To make my dress, I cut some white fabric I already had into an A-line dress so that the shape would be somewhat triangular, like a piece of watermelon. I bought some red dye for $3, and dyed the dress overnight. (It turned out closer to pink than red, but as you know, some watermelons are pink so I’m not sweating it.) I used green fabric from my stash for the rind. The earrings are made from paper, and the hat is made from cardboard, hot glue and paint. This outfit did not cost much cash but it delivers a big dose of fun for me. I hope you think so, too.

Red and pink are my favorite colors—so this watermelon-colored dress makes me happy. Wearing something playful brings a lot of fun, too, and I’m a firm believer that grownups need just as much silly, laughing, happy fun time as kids do. How can you not be in a good mood when you are dressed like a watermelon?
Of course, watermelon is available in the seedless variety, and I prefer it. But the polka dot-like seed pattern is such a recognizable feature of watermelons, so my dress has seeds.

This will be my last WW post until fall, as I’m taking the summer to hang with my kiddos and do other kinds of art projects. But I may blog about other things. Who knows? Either way, I’m ready for a break from schedules this summer.
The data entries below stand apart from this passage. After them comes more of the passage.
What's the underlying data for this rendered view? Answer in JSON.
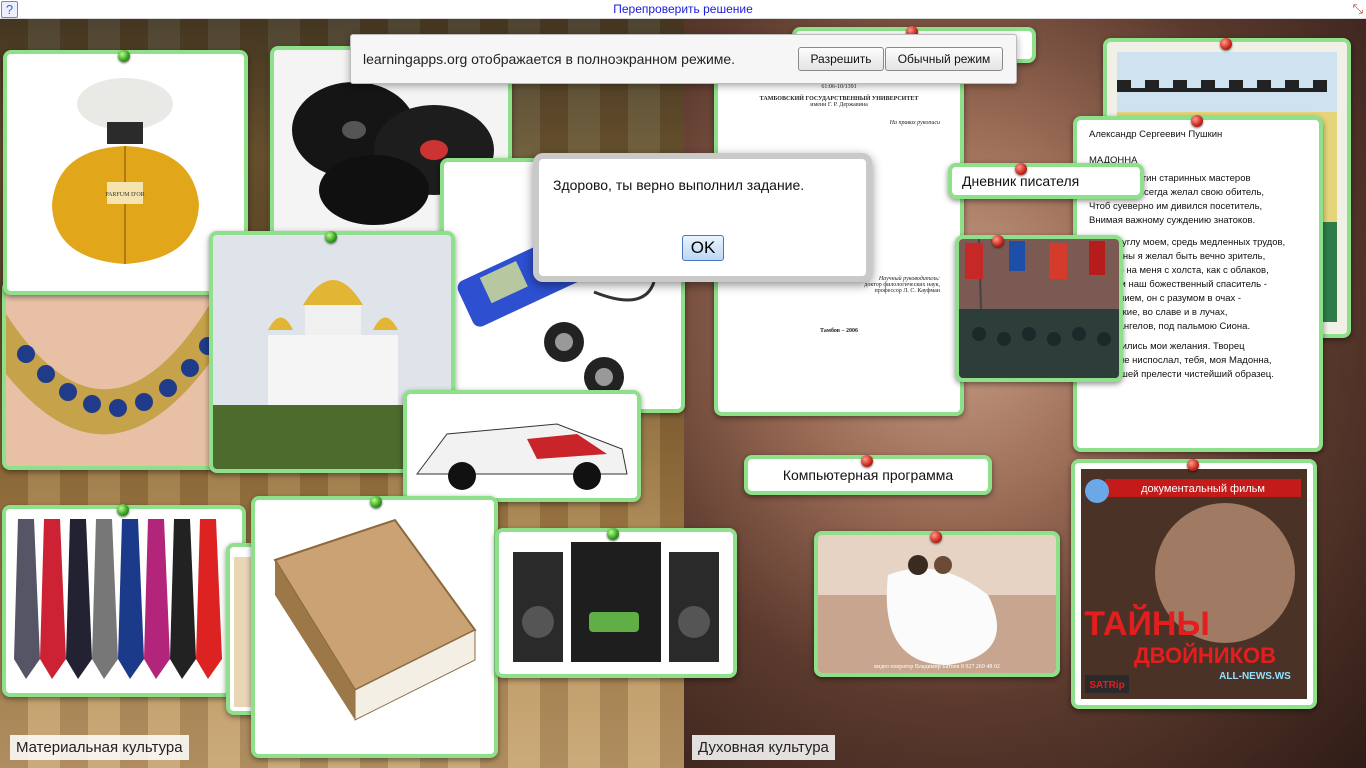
{
  "toolbar": {
    "help_icon": "help-icon",
    "recheck_label": "Перепроверить решение",
    "fullscreen_icon": "fullscreen-exit-icon"
  },
  "notification": {
    "message": "learningapps.org отображается в полноэкранном режиме.",
    "allow_label": "Разрешить",
    "normal_mode_label": "Обычный режим"
  },
  "dialog": {
    "message": "Здорово, ты верно выполнил задание.",
    "ok_label": "OK"
  },
  "categories": {
    "left": "Материальная культура",
    "right": "Духовная культура"
  },
  "cards": {
    "diary_label": "Дневник писателя",
    "program_label": "Компьютерная программа",
    "dvd": {
      "subtitle": "документальный фильм",
      "title_line1": "ТАЙНЫ",
      "title_line2": "ДВОЙНИКОВ",
      "badge": "SATRip",
      "site": "ALL-NEWS.WS"
    },
    "thesis": {
      "code": "61:06-10/1391",
      "university": "ТАМБОВСКИЙ ГОСУДАРСТВЕННЫЙ УНИВЕРСИТЕТ",
      "named": "имени Г. Р. Державина",
      "rights": "На правах рукописи",
      "supervisor_title": "Научный руководитель:",
      "supervisor_degree": "доктор филологических наук,",
      "supervisor_name": "профессор Л. С. Кауфман",
      "city_year": "Тамбов – 2006"
    },
    "poem": {
      "author": "Александр Сергеевич Пушкин",
      "title": "МАДОННА",
      "lines": [
        "…ством картин старинных мастеров",
        "Украсить я всегда желал свою обитель,",
        "Чтоб суеверно им дивился посетитель,",
        "Внимая важному суждению знатоков.",
        "…стом углу моем, средь медленных трудов,",
        "…картины я желал быть вечно зритель,",
        "…: чтоб на меня с холста, как с облаков,",
        "…стая и наш божественный спаситель -",
        "…величием, он с разумом в очах -",
        "…, кроткие, во славе и в лучах,",
        "… без ангелов, под пальмою Сиона.",
        "Исполнились мои желания. Творец",
        "Тебя мне ниспослал, тебя, моя Мадонна,",
        "Чистейшей прелести чистейший образец."
      ]
    },
    "wedding_caption": "видео оператор Владимир Батоев  8 927 269 48 02",
    "perfume_label": "PARFUM D'OR"
  },
  "colors": {
    "card_border": "#8fe08a",
    "pin_green": "#2f9a1c",
    "pin_red": "#c8231a",
    "link": "#1a1adf"
  }
}
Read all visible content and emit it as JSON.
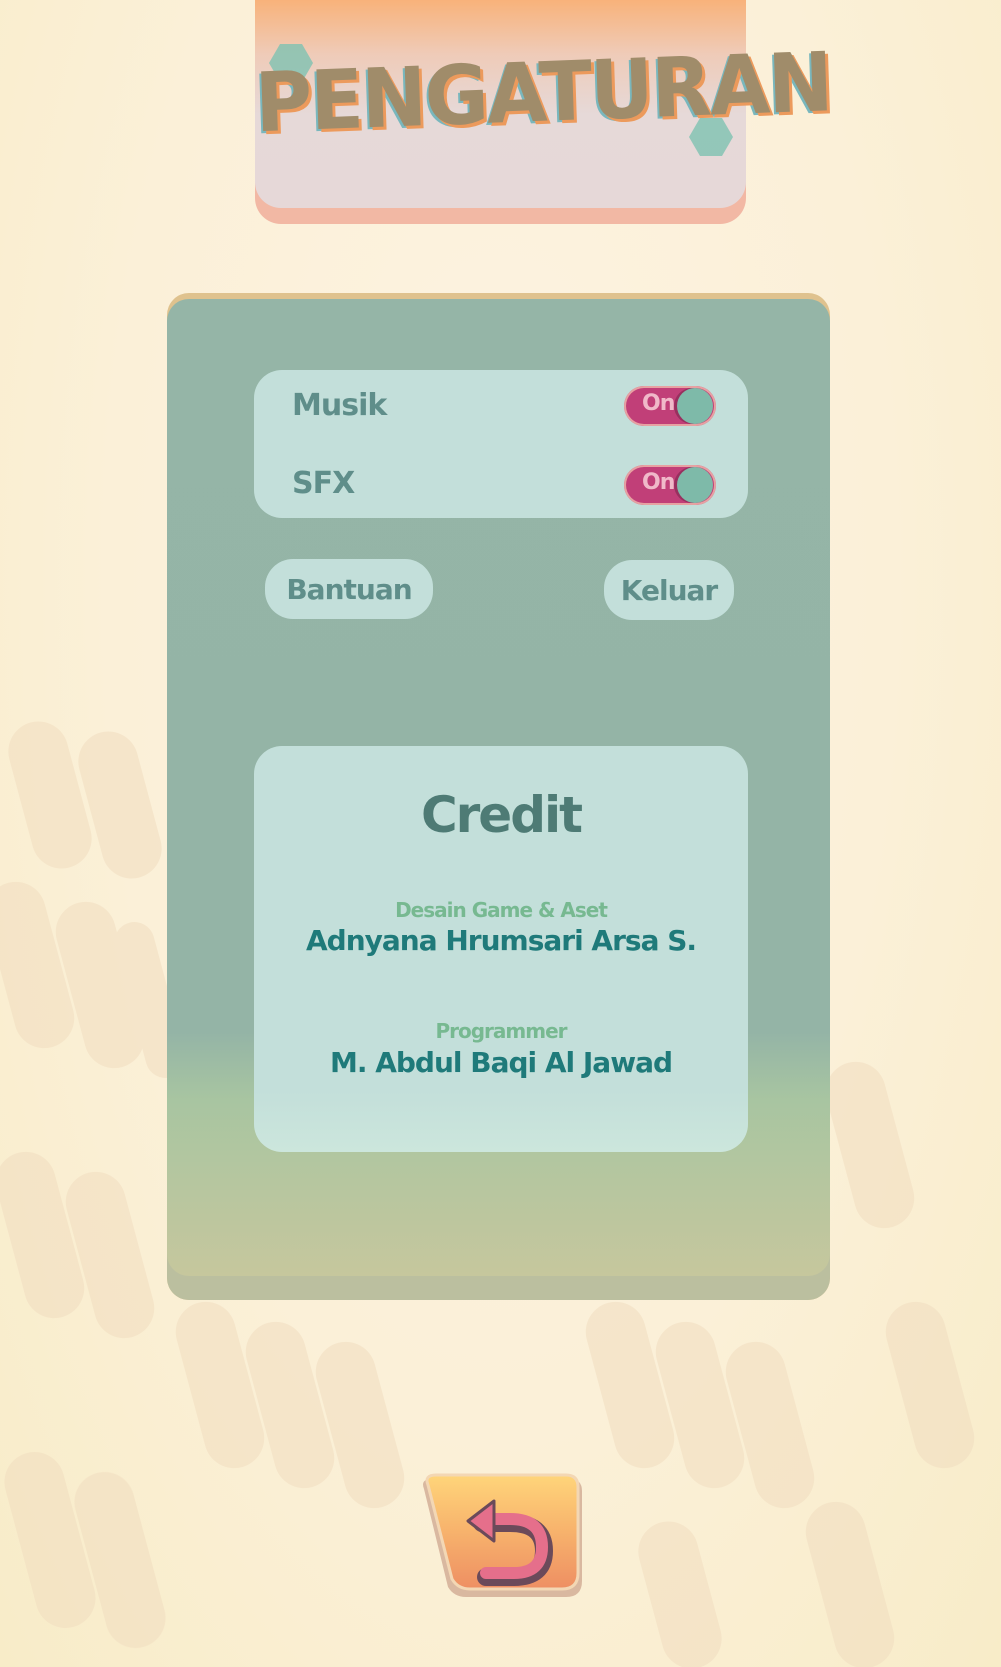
{
  "title": "PENGATURAN",
  "settings": {
    "music": {
      "label": "Musik",
      "state": "On"
    },
    "sfx": {
      "label": "SFX",
      "state": "On"
    }
  },
  "buttons": {
    "help": "Bantuan",
    "exit": "Keluar",
    "back_icon": "undo-arrow-icon"
  },
  "credit": {
    "heading": "Credit",
    "entries": [
      {
        "role": "Desain Game & Aset",
        "name": "Adnyana Hrumsari Arsa S."
      },
      {
        "role": "Programmer",
        "name": "M. Abdul Baqi Al Jawad"
      }
    ]
  },
  "colors": {
    "toggle_on": "#c13f78",
    "panel": "#95b5a7",
    "card": "#c3dfda",
    "accent_name": "#1f7a7a",
    "accent_role": "#77b991"
  }
}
Whatever this season means to you—watermelon, sandcastles, beaches, kites, picnics—whatever is good for your soul--enjoy the summer…

Wednesday, May 24, 2017
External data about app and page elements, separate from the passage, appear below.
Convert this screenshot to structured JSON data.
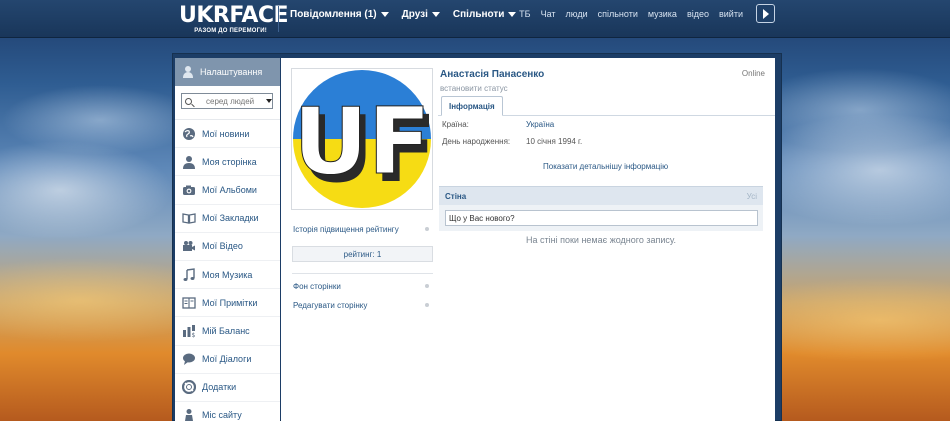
{
  "brand": {
    "logo": "UKRFACE",
    "tagline": "РАЗОМ ДО ПЕРЕМОГИ!"
  },
  "topnav": {
    "left": [
      {
        "label": "Повідомлення (1)",
        "has_caret": true
      },
      {
        "label": "Друзі",
        "has_caret": true
      },
      {
        "label": "Спільноти",
        "has_caret": true
      }
    ],
    "right": [
      "ТБ",
      "Чат",
      "люди",
      "спільноти",
      "музика",
      "відео",
      "вийти"
    ],
    "play_icon": "play-icon"
  },
  "sidebar": {
    "header": "Налаштування",
    "search_placeholder": "серед людей",
    "items": [
      {
        "label": "Мої новини",
        "icon": "globe-icon"
      },
      {
        "label": "Моя сторінка",
        "icon": "user-icon"
      },
      {
        "label": "Мої Альбоми",
        "icon": "camera-icon"
      },
      {
        "label": "Мої Закладки",
        "icon": "book-icon"
      },
      {
        "label": "Мої Відео",
        "icon": "video-camera-icon"
      },
      {
        "label": "Моя Музика",
        "icon": "music-note-icon"
      },
      {
        "label": "Мої Примітки",
        "icon": "notebook-icon"
      },
      {
        "label": "Мій Баланс",
        "icon": "balance-icon"
      },
      {
        "label": "Мої Діалоги",
        "icon": "speech-bubble-icon"
      },
      {
        "label": "Додатки",
        "icon": "lifebuoy-icon"
      },
      {
        "label": "Міс сайту",
        "icon": "person-icon"
      }
    ]
  },
  "profile": {
    "avatar_text": "UF",
    "avatar_colors": {
      "top": "#2b7fd6",
      "bottom": "#f6dc14"
    },
    "name": "Анастасія Панасенко",
    "status": "встановити статус",
    "online": "Online",
    "tab": "Інформація",
    "info": [
      {
        "label": "Країна:",
        "value": "Україна"
      },
      {
        "label": "День народження:",
        "value": "10 січня 1994 г."
      }
    ],
    "more_link": "Показати детальнішу інформацію",
    "rating_history": "Історія підвищення рейтингу",
    "rating": "рейтинг: 1",
    "bg_link": "Фон сторінки",
    "edit_link": "Редагувати сторінку"
  },
  "wall": {
    "title": "Стіна",
    "all": "Усі",
    "input_value": "Що у Вас нового?",
    "empty": "На стіні поки немає жодного запису."
  }
}
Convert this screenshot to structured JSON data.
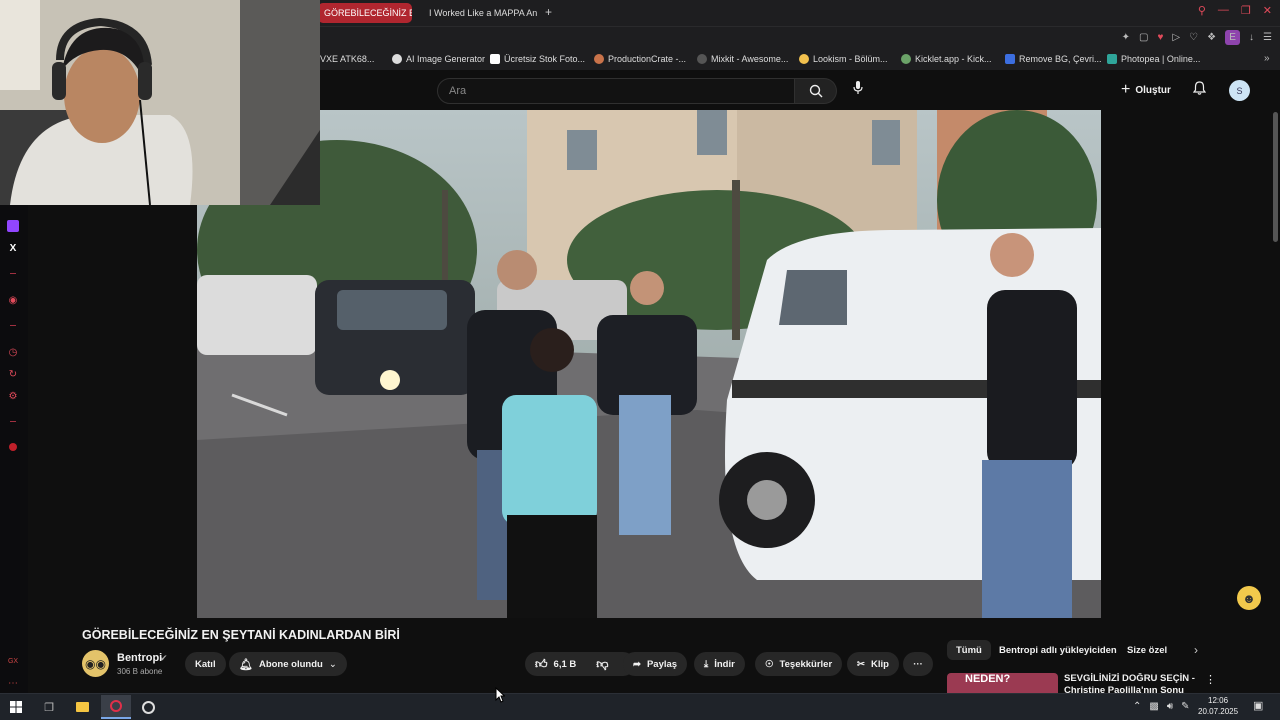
{
  "browser": {
    "tabs": [
      {
        "label": "GÖREBİLECEĞİNİZ EN",
        "active": true
      },
      {
        "label": "I Worked Like a MAPPA An",
        "active": false
      }
    ],
    "new_tab": "+",
    "bookmarks": [
      "VXE ATK68...",
      "AI Image Generator",
      "Ücretsiz Stok Foto...",
      "ProductionCrate -...",
      "Mixkit - Awesome...",
      "Lookism - Bölüm...",
      "Kicklet.app - Kick...",
      "Remove BG, Çevri...",
      "Photopea | Online..."
    ],
    "extension_letter": "E"
  },
  "header": {
    "search_placeholder": "Ara",
    "create_label": "Oluştur",
    "avatar_letter": "S"
  },
  "video": {
    "title": "GÖREBİLECEĞİNİZ EN ŞEYTANİ KADINLARDAN BİRİ",
    "channel": {
      "name": "Bentropi",
      "subscribers": "306 B abone"
    },
    "join_label": "Katıl",
    "subscribed_label": "Abone olundu",
    "likes": "6,1 B",
    "share_label": "Paylaş",
    "download_label": "İndir",
    "thanks_label": "Teşekkürler",
    "clip_label": "Klip",
    "more_label": "···"
  },
  "chips": [
    {
      "label": "Tümü",
      "selected": true
    },
    {
      "label": "Bentropi adlı yükleyiciden",
      "selected": false
    },
    {
      "label": "Size özel",
      "selected": false
    }
  ],
  "recommendation": {
    "title": "SEVGİLİNİZİ DOĞRU SEÇİN - Christine Paolilla'nın Sonu",
    "thumb_text": "NEDEN?"
  },
  "taskbar": {
    "time": "12:06",
    "date": "20.07.2025"
  },
  "colors": {
    "accent_red": "#b0262f",
    "background": "#0f0f0f"
  }
}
Wacky Wednesday #91—Sandcastle

Sandcastles…Creative fun. Breezy days at the beach. Yep, it’s almost summer, folks.

A few months ago I found some materials that instantly reminded me of sandcastle shapes. They were cardboard packing materials, and their light brown color and bumpy texture looked exactly like sand to me. So I saved them until this week, and I made them into a sandcastle hat.


I’m wearing my sandcastle today, and mentally, I’m ready for summer. As a parent, I find the school year quite intense. My kids are still at the age when they need help with homework and projects so the school year feels like a nine month marathon. Summer, I need you. I know the kids will fight, and I know the heat will get to me, but I’m still ready for a break from school. My sandcastle and I are welcoming summer today.

Parts of this outfit were taken from last summer’s ocean costume, but I believe that if you create a hat you’ve never made before, this qualifies as a brand new Wacky Wednesday theme. I altered and reused the shell necklace I made last summer, and used some of the leftover shells for my hat. The hat is made from the cardboard shapes, hot glue, origami paper and a little bit of felt—things I already had.

My earrings are intended to look like starfish, and they are made from a piece of sandpaper I had. (The sandpaper wasn’t new, but I think that the slightly worn areas give the starfish more interest…)

Have a happy, rejuvenating summer…